What are some of the benefits of yoga?

  • Improves Balance & Posture: Yoga focuses on proper alignment – which helps you stand and sit straighter.
  • Increases Flexibility: You don't need to be flexible to do yoga – flexibility comes with practice. Yoga strengthens the back and core: in some cases, yoga can be more effective for improving back conditions than standard medical treatments.
  • Strengthens Bones: Yoga can increase bone density.
  • Improves Lung Capacity: Controlled breathing is an important component of yoga and regulating your inhalations, exhalations and the pauses between them can help your overall breathing.
  • Lowers Stress: Studies show that yoga can enhance sleep as well as trigger brain chemicals that combat anxiety and depression

What is the significance of the word Om?

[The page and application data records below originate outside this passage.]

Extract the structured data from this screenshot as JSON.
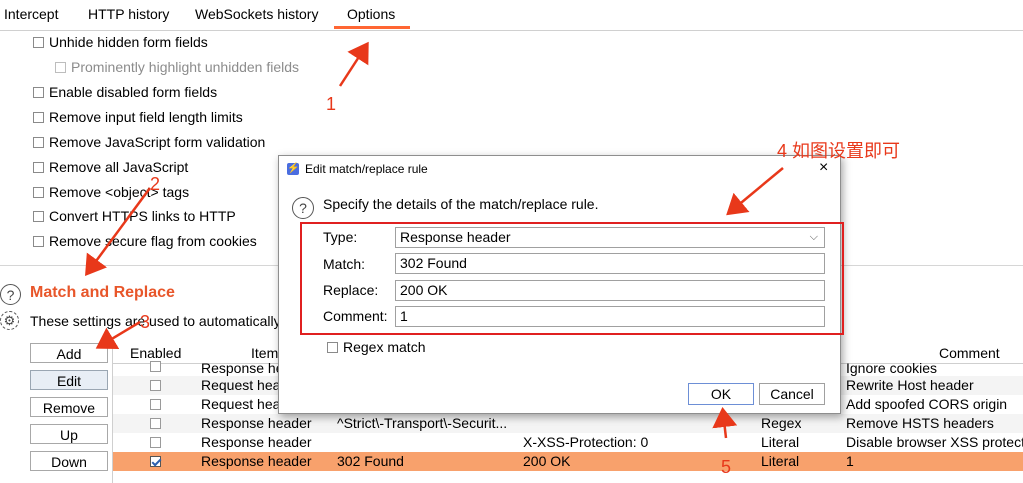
{
  "tabs": [
    {
      "label": "Intercept",
      "active": false
    },
    {
      "label": "HTTP history",
      "active": false
    },
    {
      "label": "WebSockets history",
      "active": false
    },
    {
      "label": "Options",
      "active": true
    }
  ],
  "options": [
    {
      "label": "Unhide hidden form fields",
      "enabled": true
    },
    {
      "label": "Prominently highlight unhidden fields",
      "enabled": false
    },
    {
      "label": "Enable disabled form fields",
      "enabled": true
    },
    {
      "label": "Remove input field length limits",
      "enabled": true
    },
    {
      "label": "Remove JavaScript form validation",
      "enabled": true
    },
    {
      "label": "Remove all JavaScript",
      "enabled": true
    },
    {
      "label": "Remove <object> tags",
      "enabled": true
    },
    {
      "label": "Convert HTTPS links to HTTP",
      "enabled": true
    },
    {
      "label": "Remove secure flag from cookies",
      "enabled": true
    }
  ],
  "match_replace": {
    "title": "Match and Replace",
    "description": "These settings are used to automatically",
    "buttons": {
      "add": "Add",
      "edit": "Edit",
      "remove": "Remove",
      "up": "Up",
      "down": "Down"
    },
    "columns": {
      "enabled": "Enabled",
      "item": "Item",
      "comment": "Comment"
    },
    "rows": [
      {
        "checked": false,
        "item": "Response header",
        "match": "",
        "replace": "",
        "type": "",
        "comment": "Ignore cookies"
      },
      {
        "checked": false,
        "item": "Request header",
        "match": "",
        "replace": "",
        "type": "",
        "comment": "Rewrite Host header"
      },
      {
        "checked": false,
        "item": "Request header",
        "match": "",
        "replace": "",
        "type": "",
        "comment": "Add spoofed CORS origin"
      },
      {
        "checked": false,
        "item": "Response header",
        "match": "^Strict\\-Transport\\-Securit...",
        "replace": "",
        "type": "Regex",
        "comment": "Remove HSTS headers"
      },
      {
        "checked": false,
        "item": "Response header",
        "match": "",
        "replace": "X-XSS-Protection: 0",
        "type": "Literal",
        "comment": "Disable browser XSS protect"
      },
      {
        "checked": true,
        "item": "Response header",
        "match": "302 Found",
        "replace": "200 OK",
        "type": "Literal",
        "comment": "1"
      }
    ]
  },
  "dialog": {
    "title": "Edit match/replace rule",
    "description": "Specify the details of the match/replace rule.",
    "fields": {
      "type_label": "Type:",
      "type_value": "Response header",
      "match_label": "Match:",
      "match_value": "302 Found",
      "replace_label": "Replace:",
      "replace_value": "200 OK",
      "comment_label": "Comment:",
      "comment_value": "1"
    },
    "regex_label": "Regex match",
    "ok_label": "OK",
    "cancel_label": "Cancel",
    "close_glyph": "×"
  },
  "annotations": {
    "n1": "1",
    "n2": "2",
    "n3": "3",
    "n4": "4 如图设置即可",
    "n5": "5"
  },
  "colors": {
    "accent": "#e8562a",
    "annotation": "#e8381a",
    "selected_row": "#f8a16c"
  }
}
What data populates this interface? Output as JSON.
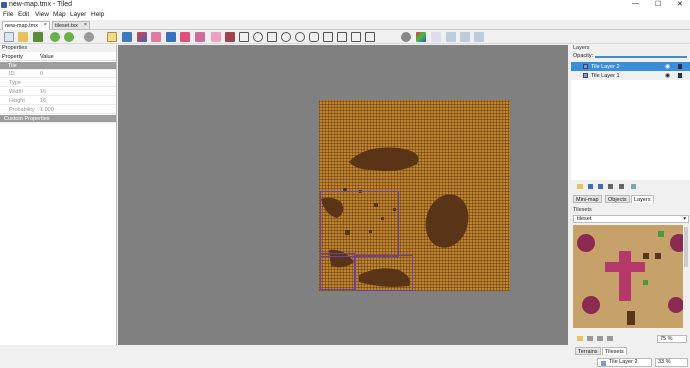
{
  "window": {
    "title": "new-map.tmx - Tiled",
    "minimize": "—",
    "maximize": "☐",
    "close": "✕"
  },
  "menu": [
    "File",
    "Edit",
    "View",
    "Map",
    "Layer",
    "Help"
  ],
  "doc_tabs": [
    {
      "label": "new-map.tmx",
      "close": "×"
    },
    {
      "label": "tileset.tsx",
      "close": "×"
    }
  ],
  "toolbar_icons": [
    "new-icon",
    "open-icon",
    "save-icon",
    "undo-icon",
    "redo-icon",
    "command-icon",
    "stamp-brush-icon",
    "terrain-brush-icon",
    "bucket-fill-icon",
    "eraser-icon",
    "rect-select-icon",
    "magic-wand-icon",
    "select-same-tile-icon",
    "select-objects-icon",
    "edit-polygons-icon",
    "insert-rectangle-icon",
    "insert-ellipse-icon",
    "insert-polygon-icon",
    "insert-polyline-icon",
    "insert-tile-icon",
    "insert-text-icon",
    "random-mode-icon",
    "terrain-icon",
    "flip-horizontal-icon",
    "flip-vertical-icon",
    "rotate-left-icon",
    "rotate-right-icon"
  ],
  "properties": {
    "title": "Properties",
    "header_key": "Property",
    "header_value": "Value",
    "group": "Tile",
    "rows": [
      {
        "k": "ID",
        "v": "0"
      },
      {
        "k": "Type",
        "v": ""
      },
      {
        "k": "Width",
        "v": "16"
      },
      {
        "k": "Height",
        "v": "16"
      },
      {
        "k": "Probability",
        "v": "1.000"
      }
    ],
    "custom": "Custom Properties"
  },
  "layers_panel": {
    "title": "Layers",
    "opacity_label": "Opacity:",
    "layers": [
      {
        "name": "Tile Layer 2",
        "selected": true
      },
      {
        "name": "Tile Layer 1",
        "selected": false
      }
    ],
    "bottom_tabs": [
      "Mini-map",
      "Objects",
      "Layers"
    ],
    "active_tab": "Layers"
  },
  "tilesets_panel": {
    "title": "Tilesets",
    "selected_tileset": "tileset",
    "zoom": "75 %",
    "bottom_tabs": [
      "Terrains",
      "Tilesets"
    ],
    "active_tab": "Tilesets"
  },
  "status": {
    "layer": "Tile Layer 2",
    "zoom": "33 %"
  },
  "colors": {
    "ground": "#c0842c",
    "dark_patch": "#5a3416",
    "selection": "#6a3fa8",
    "accent": "#3b8fd9"
  }
}
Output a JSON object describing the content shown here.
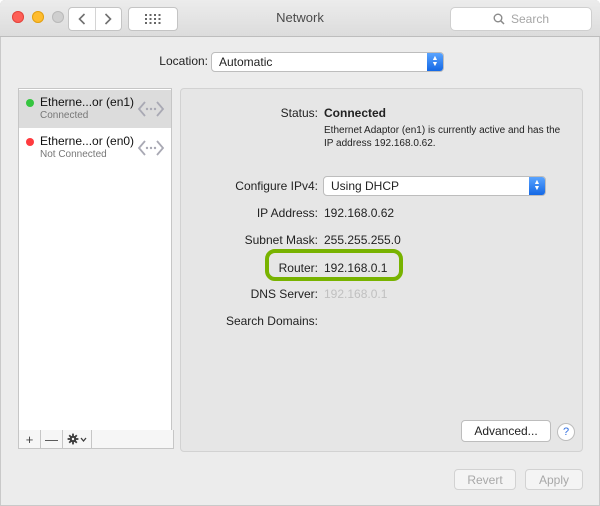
{
  "window": {
    "title": "Network",
    "search_placeholder": "Search"
  },
  "location": {
    "label": "Location:",
    "value": "Automatic"
  },
  "services": [
    {
      "name": "Etherne...or (en1)",
      "state": "Connected",
      "status_color": "#35c53f",
      "selected": true
    },
    {
      "name": "Etherne...or (en0)",
      "state": "Not Connected",
      "status_color": "#ff3b3f",
      "selected": false
    }
  ],
  "details": {
    "status_label": "Status:",
    "status_value": "Connected",
    "status_description": "Ethernet Adaptor (en1) is currently active and has the IP address 192.168.0.62.",
    "configure_label": "Configure IPv4:",
    "configure_value": "Using DHCP",
    "ip_label": "IP Address:",
    "ip_value": "192.168.0.62",
    "subnet_label": "Subnet Mask:",
    "subnet_value": "255.255.255.0",
    "router_label": "Router:",
    "router_value": "192.168.0.1",
    "dns_label": "DNS Server:",
    "dns_value": "192.168.0.1",
    "search_domains_label": "Search Domains:"
  },
  "buttons": {
    "advanced": "Advanced...",
    "help": "?",
    "revert": "Revert",
    "apply": "Apply",
    "add": "+",
    "remove": "—"
  },
  "colors": {
    "highlight": "#78b300",
    "accent": "#1468e5"
  }
}
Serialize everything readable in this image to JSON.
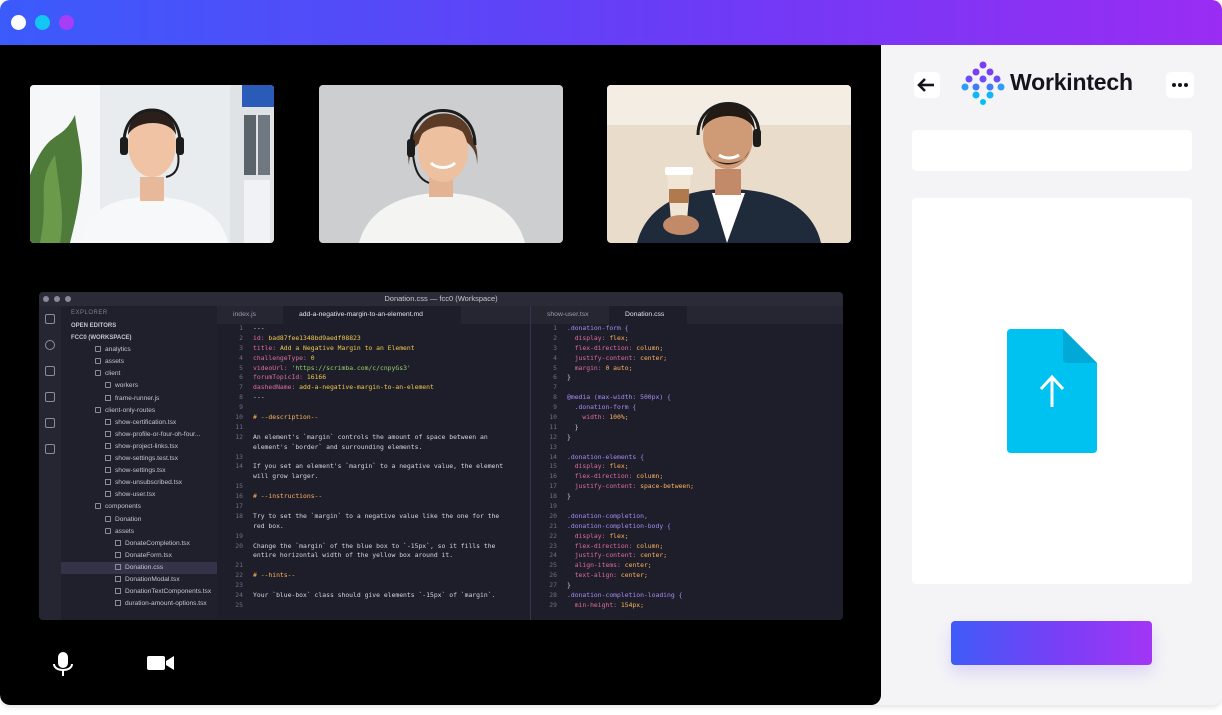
{
  "app": {
    "brand": "Workintech"
  },
  "colors": {
    "title_gradient_start": "#3b5bfb",
    "title_gradient_end": "#9a2cf3",
    "accent_cyan": "#00c2f0"
  },
  "participants": [
    {
      "name": "",
      "icon": "participant-video"
    },
    {
      "name": "",
      "icon": "participant-video"
    },
    {
      "name": "",
      "icon": "participant-video"
    }
  ],
  "editor": {
    "window_title": "Donation.css — fcc0 (Workspace)",
    "explorer_label": "EXPLORER",
    "sections": [
      "OPEN EDITORS",
      "FCC0 (WORKSPACE)"
    ],
    "tree": [
      "analytics",
      "assets",
      "client",
      "workers",
      "frame-runner.js",
      "client-only-routes",
      "show-certification.tsx",
      "show-profile-or-four-oh-four...",
      "show-project-links.tsx",
      "show-settings.test.tsx",
      "show-settings.tsx",
      "show-unsubscribed.tsx",
      "show-user.tsx",
      "components",
      "Donation",
      "assets",
      "DonateCompletion.tsx",
      "DonateForm.tsx",
      "Donation.css",
      "DonationModal.tsx",
      "DonationTextComponents.tsx",
      "duration-amount-options.tsx"
    ],
    "tabs_left": [
      "index.js",
      "add-a-negative-margin-to-an-element.md"
    ],
    "tabs_right": [
      "show-user.tsx",
      "Donation.css"
    ],
    "left_code": [
      [
        "1",
        "---"
      ],
      [
        "2",
        "id: bad87fee1348bd9aedf08823"
      ],
      [
        "3",
        "title: Add a Negative Margin to an Element"
      ],
      [
        "4",
        "challengeType: 0"
      ],
      [
        "5",
        "videoUrl: 'https://scrimba.com/c/cnpyGs3'"
      ],
      [
        "6",
        "forumTopicId: 16166"
      ],
      [
        "7",
        "dashedName: add-a-negative-margin-to-an-element"
      ],
      [
        "8",
        "---"
      ],
      [
        "9",
        ""
      ],
      [
        "10",
        "# --description--"
      ],
      [
        "11",
        ""
      ],
      [
        "12",
        "An element's `margin` controls the amount of space between an"
      ],
      [
        "",
        "element's `border` and surrounding elements."
      ],
      [
        "13",
        ""
      ],
      [
        "14",
        "If you set an element's `margin` to a negative value, the element"
      ],
      [
        "",
        "will grow larger."
      ],
      [
        "15",
        ""
      ],
      [
        "16",
        "# --instructions--"
      ],
      [
        "17",
        ""
      ],
      [
        "18",
        "Try to set the `margin` to a negative value like the one for the"
      ],
      [
        "",
        "red box."
      ],
      [
        "19",
        ""
      ],
      [
        "20",
        "Change the `margin` of the blue box to `-15px`, so it fills the"
      ],
      [
        "",
        "entire horizontal width of the yellow box around it."
      ],
      [
        "21",
        ""
      ],
      [
        "22",
        "# --hints--"
      ],
      [
        "23",
        ""
      ],
      [
        "24",
        "Your `blue-box` class should give elements `-15px` of `margin`."
      ],
      [
        "25",
        ""
      ]
    ],
    "right_code": [
      [
        "1",
        ".donation-form {"
      ],
      [
        "2",
        "  display: flex;"
      ],
      [
        "3",
        "  flex-direction: column;"
      ],
      [
        "4",
        "  justify-content: center;"
      ],
      [
        "5",
        "  margin: 0 auto;"
      ],
      [
        "6",
        "}"
      ],
      [
        "7",
        ""
      ],
      [
        "8",
        "@media (max-width: 500px) {"
      ],
      [
        "9",
        "  .donation-form {"
      ],
      [
        "10",
        "    width: 100%;"
      ],
      [
        "11",
        "  }"
      ],
      [
        "12",
        "}"
      ],
      [
        "13",
        ""
      ],
      [
        "14",
        ".donation-elements {"
      ],
      [
        "15",
        "  display: flex;"
      ],
      [
        "16",
        "  flex-direction: column;"
      ],
      [
        "17",
        "  justify-content: space-between;"
      ],
      [
        "18",
        "}"
      ],
      [
        "19",
        ""
      ],
      [
        "20",
        ".donation-completion,"
      ],
      [
        "21",
        ".donation-completion-body {"
      ],
      [
        "22",
        "  display: flex;"
      ],
      [
        "23",
        "  flex-direction: column;"
      ],
      [
        "24",
        "  justify-content: center;"
      ],
      [
        "25",
        "  align-items: center;"
      ],
      [
        "26",
        "  text-align: center;"
      ],
      [
        "27",
        "}"
      ],
      [
        "28",
        ".donation-completion-loading {"
      ],
      [
        "29",
        "  min-height: 154px;"
      ]
    ]
  },
  "controls": {
    "mic": "microphone-icon",
    "camera": "video-camera-icon"
  },
  "panel": {
    "back": "back-arrow-icon",
    "more": "more-options-icon",
    "upload": "file-upload-icon",
    "field_value": "",
    "cta_label": ""
  }
}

Some classes briefly sing the sound Om, usually at the beginning or end — it’s pronounced A-U-M). Since it should never become an empty ritual for teachers and students, you can  feel free to chant if it suits you, but never feel obligated to join in. What’s the meaning of om? Ancient books and the latest science both agree: Everything in the universe is pulsating and vibrating – nothing is really standing still. The sound Om, when chanted, vibrates at the frequency of 432 Hz, which is the same vibrational frequency found throughout everything in nature. As such, OM is looked at as the basic sound of the universe. By chanting it we are symbolically and physically tuning in to that sound and acknowledging our connection to all other living beings, nature and the universe.